A green card, also known as a permanent resident card, gives immigrants permanent resident status in the United States. With a green card in hand, you can move to the U.S., work, and build a home with your family.
1. How to apply for a green card
Many steps and procedures are required to get a green card, and the process differs depending on whether you apply within the United States or from outside the country. When you apply within the U.S., this is known as an “adjustment of status.” Applying for a green card outside the U.S. is known as “consular processing.”
2. Who is eligible to apply for a green card
To apply for a green card, you first need to determine if you are eligible. Some criteria that could make you eligible for a green card include:
- Family-based green card. Example: you are an immediate relative of a U.S. citizen.
- Employment-based green card. Example: you are an immigrant worker in a preferred area, such as having extraordinary talent as a scientist or athlete.
- Humanitarian-based green card. Example: you were the victim of human trafficking.
- Refugee-based green card. Example: you were admitted as a refugee at least one year ago.
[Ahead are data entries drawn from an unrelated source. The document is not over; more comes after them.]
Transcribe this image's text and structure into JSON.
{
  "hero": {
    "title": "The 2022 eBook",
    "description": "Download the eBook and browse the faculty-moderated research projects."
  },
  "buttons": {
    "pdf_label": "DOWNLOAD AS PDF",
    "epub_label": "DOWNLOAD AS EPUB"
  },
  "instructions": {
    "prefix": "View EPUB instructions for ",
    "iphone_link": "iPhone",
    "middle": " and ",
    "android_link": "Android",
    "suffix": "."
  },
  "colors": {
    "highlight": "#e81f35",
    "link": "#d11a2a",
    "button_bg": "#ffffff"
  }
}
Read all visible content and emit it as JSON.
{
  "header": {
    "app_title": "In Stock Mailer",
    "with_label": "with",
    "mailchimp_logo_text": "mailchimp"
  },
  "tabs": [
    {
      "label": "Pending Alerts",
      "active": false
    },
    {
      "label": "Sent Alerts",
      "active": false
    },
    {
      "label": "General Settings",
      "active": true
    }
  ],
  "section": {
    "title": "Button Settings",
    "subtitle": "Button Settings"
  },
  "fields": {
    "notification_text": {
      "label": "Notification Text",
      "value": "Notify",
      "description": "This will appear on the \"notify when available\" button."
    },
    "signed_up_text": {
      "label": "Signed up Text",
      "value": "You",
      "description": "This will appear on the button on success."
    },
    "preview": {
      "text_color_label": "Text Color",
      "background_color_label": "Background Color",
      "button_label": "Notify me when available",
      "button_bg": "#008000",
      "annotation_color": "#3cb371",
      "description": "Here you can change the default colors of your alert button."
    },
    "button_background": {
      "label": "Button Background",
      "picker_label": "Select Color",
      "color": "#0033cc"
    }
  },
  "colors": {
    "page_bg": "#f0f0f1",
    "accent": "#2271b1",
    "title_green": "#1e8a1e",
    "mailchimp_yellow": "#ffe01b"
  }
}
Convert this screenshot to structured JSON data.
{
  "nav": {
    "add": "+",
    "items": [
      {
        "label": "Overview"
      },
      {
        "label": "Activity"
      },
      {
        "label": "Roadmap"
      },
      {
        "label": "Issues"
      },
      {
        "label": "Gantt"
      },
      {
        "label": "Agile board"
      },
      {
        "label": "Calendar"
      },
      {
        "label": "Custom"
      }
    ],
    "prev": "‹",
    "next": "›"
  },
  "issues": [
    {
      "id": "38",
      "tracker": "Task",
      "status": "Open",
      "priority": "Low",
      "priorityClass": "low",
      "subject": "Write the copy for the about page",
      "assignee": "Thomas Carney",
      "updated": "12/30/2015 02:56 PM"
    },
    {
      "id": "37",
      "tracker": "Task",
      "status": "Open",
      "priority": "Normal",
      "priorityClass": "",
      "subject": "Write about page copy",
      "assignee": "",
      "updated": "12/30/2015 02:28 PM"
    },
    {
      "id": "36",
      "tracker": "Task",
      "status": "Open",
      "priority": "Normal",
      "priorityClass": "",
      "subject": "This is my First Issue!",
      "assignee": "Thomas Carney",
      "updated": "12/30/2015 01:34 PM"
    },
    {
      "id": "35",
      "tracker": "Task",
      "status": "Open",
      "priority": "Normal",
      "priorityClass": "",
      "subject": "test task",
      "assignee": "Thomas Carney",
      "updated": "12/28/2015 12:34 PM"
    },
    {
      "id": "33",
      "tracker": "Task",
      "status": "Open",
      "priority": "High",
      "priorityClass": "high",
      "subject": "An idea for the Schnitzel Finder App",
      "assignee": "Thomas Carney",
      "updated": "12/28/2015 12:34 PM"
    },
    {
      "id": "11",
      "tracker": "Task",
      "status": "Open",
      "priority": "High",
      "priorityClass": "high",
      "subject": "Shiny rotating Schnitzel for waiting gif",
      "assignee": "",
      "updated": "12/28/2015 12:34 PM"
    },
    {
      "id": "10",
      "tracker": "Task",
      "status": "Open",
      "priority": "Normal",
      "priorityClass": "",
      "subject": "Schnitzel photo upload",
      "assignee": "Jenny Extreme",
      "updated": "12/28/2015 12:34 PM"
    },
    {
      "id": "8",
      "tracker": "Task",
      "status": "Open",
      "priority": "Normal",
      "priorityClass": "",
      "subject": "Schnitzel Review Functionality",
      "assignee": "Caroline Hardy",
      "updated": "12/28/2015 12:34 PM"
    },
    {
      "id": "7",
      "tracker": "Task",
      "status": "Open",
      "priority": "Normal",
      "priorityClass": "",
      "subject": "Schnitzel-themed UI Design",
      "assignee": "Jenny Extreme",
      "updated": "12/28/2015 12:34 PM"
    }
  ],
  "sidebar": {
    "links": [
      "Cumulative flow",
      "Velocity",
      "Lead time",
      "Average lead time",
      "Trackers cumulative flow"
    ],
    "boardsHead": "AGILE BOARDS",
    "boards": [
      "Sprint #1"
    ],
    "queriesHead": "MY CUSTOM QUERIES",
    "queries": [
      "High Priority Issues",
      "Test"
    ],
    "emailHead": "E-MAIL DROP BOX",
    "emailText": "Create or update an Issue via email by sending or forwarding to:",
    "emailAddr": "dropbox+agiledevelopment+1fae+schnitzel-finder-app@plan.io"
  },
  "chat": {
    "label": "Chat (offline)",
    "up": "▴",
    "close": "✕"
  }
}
- Religious worker-based green card. Example: you are a member of a religious denomination coming to the U.S. with a non-profit religious organization.
- Other green cards. Example: you were selected for a diversity visa in the Department of State’s diversity visa lottery.
3. What steps are involved in applying for a green card
The exact steps for applying for a green card depend on your specific situation. However, there are some general tasks that each applicant will have to complete, including:
- Filing an immigrant petition
- Completing a green card application with the United States Citizen and Immigration Services (USCIS) or a visa application with the U.S. Department of State.
- Attend a biometrics appointment. Here you will provide fingerprints, photos, and your signature.
- Do an interview.
- Wait for a decision on your application.
Does the green card application include a medical exam?
As part of the application process, you have to do a green card medical exam. The exam aims to identify if an applicant is inadmissible due to health-related concerns. A physician designated by the USCIS will perform the green card medical exam.
Medical immigration exams in the United States are performed by an immigration doctor, otherwise known as a civil surgeon. Panel physicians perform exams outside of the U.S. at a consulate or embassy. The purpose of the exam is to identify if an applicant is inadmissible due to health-related concerns.
Using a civil surgeon lcoator tool, you can find an immigration doctor near you.
Are you ready to apply for a green card?
If you dream of moving to the U.S. to work or create a new family life, you will need a green card.
While the process can seem complicated, take it step-by-step. Once you receive your green card, you can enjoy the many benefits that come with it.